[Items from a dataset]
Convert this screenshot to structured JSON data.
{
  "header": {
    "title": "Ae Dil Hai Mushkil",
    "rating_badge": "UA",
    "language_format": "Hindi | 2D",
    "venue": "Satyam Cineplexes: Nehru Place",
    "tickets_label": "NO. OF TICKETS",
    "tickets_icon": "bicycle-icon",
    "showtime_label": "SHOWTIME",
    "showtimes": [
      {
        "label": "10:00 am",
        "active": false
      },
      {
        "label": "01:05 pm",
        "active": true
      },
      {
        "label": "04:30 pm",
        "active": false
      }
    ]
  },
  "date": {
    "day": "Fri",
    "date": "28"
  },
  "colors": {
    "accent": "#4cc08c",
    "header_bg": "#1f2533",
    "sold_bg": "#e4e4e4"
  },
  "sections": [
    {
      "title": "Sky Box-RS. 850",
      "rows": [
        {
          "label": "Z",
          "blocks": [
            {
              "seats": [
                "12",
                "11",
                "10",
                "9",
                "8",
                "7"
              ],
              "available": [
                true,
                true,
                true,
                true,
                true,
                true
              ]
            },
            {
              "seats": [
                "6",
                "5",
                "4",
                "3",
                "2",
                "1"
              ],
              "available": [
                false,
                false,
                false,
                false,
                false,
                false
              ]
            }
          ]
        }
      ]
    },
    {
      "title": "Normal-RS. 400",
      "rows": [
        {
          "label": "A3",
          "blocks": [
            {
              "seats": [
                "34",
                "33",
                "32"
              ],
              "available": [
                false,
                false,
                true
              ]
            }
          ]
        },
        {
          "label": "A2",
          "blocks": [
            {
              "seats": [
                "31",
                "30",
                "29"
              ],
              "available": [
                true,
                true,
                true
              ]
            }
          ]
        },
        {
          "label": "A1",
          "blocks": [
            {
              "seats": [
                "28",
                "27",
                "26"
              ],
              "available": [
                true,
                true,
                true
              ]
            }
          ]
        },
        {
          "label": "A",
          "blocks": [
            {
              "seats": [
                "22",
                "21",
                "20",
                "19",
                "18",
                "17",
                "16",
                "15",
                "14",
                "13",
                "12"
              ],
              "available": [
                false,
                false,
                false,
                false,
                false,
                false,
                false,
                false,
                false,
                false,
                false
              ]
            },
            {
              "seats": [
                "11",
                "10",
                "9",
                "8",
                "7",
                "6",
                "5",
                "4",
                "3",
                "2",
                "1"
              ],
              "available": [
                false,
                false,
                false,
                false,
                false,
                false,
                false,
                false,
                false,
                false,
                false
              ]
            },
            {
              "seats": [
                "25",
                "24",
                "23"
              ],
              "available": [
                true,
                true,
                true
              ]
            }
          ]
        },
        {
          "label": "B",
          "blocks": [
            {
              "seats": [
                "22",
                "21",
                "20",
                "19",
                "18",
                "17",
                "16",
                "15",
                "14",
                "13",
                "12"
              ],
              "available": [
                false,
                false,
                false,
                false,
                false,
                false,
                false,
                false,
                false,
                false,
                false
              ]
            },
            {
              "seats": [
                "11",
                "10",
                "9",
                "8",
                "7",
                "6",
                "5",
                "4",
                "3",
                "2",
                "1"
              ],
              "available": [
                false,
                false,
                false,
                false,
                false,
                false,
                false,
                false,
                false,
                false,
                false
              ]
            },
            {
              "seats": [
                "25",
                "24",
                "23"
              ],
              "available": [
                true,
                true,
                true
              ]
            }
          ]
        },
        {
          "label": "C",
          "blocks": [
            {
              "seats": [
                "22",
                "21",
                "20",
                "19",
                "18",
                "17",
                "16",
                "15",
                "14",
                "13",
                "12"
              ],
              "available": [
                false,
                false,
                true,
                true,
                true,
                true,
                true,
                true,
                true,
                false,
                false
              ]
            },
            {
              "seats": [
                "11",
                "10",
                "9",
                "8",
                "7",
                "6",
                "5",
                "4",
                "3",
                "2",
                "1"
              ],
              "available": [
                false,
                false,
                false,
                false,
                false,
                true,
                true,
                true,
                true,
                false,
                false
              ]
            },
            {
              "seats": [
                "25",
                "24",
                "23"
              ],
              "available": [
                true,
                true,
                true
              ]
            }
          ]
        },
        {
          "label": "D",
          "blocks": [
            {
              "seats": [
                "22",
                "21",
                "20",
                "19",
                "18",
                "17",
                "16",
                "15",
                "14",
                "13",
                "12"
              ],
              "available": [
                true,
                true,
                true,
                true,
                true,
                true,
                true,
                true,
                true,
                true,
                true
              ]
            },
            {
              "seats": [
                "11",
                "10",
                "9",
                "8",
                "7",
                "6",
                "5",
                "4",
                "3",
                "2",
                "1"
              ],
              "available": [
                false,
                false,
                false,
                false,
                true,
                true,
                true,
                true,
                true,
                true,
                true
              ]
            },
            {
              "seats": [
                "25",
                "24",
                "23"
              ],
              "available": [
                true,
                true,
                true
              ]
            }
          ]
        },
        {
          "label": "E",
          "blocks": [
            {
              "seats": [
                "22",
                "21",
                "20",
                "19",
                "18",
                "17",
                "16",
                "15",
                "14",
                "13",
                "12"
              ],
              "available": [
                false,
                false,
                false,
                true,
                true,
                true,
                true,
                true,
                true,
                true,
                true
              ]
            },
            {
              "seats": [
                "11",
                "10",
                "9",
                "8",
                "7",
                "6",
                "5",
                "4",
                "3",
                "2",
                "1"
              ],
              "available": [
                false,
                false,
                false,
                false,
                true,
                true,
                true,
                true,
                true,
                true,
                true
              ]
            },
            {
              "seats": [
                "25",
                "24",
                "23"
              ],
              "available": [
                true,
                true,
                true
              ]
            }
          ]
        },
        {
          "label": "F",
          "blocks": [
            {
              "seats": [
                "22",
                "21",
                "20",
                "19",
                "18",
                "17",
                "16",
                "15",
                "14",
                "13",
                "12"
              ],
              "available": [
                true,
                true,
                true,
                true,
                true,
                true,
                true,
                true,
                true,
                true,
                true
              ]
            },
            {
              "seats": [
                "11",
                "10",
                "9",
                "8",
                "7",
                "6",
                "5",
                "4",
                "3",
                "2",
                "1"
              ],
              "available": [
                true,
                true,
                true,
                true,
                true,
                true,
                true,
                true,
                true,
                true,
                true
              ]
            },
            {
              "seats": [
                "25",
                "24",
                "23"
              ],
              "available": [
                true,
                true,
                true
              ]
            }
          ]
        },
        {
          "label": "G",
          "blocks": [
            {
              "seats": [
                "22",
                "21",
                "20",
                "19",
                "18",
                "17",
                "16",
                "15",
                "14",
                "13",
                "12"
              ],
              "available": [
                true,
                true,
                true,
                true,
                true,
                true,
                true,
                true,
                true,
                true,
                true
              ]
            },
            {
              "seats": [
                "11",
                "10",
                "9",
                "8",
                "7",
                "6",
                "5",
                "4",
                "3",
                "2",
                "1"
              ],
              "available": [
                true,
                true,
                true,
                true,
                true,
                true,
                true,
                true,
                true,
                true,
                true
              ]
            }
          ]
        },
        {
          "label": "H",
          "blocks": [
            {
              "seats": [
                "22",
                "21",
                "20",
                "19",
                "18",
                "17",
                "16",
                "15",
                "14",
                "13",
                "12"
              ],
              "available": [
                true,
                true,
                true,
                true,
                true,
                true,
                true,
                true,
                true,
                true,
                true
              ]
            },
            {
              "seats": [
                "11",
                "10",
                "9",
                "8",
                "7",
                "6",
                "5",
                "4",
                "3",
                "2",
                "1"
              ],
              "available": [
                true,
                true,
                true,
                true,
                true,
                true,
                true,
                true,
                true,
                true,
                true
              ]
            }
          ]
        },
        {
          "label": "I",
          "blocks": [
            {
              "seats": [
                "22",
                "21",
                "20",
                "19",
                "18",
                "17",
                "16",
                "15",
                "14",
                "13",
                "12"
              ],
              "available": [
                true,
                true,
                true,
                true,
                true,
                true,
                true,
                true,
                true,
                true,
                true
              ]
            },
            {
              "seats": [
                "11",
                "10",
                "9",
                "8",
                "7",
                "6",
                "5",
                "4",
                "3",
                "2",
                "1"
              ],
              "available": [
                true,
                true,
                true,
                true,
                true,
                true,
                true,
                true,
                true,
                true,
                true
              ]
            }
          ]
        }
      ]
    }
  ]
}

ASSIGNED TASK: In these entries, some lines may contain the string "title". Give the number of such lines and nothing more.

SOLUTION TO THIS PROBLEM: 3